__What you should do__
Please filter the listing below and copy out the lines that hold "JSON".
=== Begin Enclosure ===
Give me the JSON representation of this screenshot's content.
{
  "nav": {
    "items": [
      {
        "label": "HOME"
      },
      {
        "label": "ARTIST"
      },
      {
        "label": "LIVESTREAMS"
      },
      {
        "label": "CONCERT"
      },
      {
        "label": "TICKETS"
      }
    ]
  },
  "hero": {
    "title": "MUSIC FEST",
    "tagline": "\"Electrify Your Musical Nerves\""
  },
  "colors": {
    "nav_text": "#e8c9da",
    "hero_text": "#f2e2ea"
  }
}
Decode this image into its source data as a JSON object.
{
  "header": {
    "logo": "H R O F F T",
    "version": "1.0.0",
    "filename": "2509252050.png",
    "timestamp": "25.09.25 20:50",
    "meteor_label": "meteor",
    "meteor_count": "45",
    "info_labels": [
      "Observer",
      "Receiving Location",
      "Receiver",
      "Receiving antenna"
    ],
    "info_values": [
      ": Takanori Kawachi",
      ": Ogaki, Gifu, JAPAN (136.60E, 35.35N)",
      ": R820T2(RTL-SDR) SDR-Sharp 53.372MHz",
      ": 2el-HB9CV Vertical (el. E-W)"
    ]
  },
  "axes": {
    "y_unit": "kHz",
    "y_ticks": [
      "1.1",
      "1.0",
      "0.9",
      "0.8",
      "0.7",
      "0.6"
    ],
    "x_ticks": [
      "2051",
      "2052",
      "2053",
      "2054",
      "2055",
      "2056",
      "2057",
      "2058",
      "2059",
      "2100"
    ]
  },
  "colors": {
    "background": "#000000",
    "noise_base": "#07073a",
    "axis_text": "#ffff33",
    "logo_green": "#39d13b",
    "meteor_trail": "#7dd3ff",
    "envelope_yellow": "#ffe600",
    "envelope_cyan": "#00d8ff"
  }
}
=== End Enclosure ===
__Response to this task__
Give me the JSON representation of this screenshot's content.
Decode this image into its source data as a JSON object.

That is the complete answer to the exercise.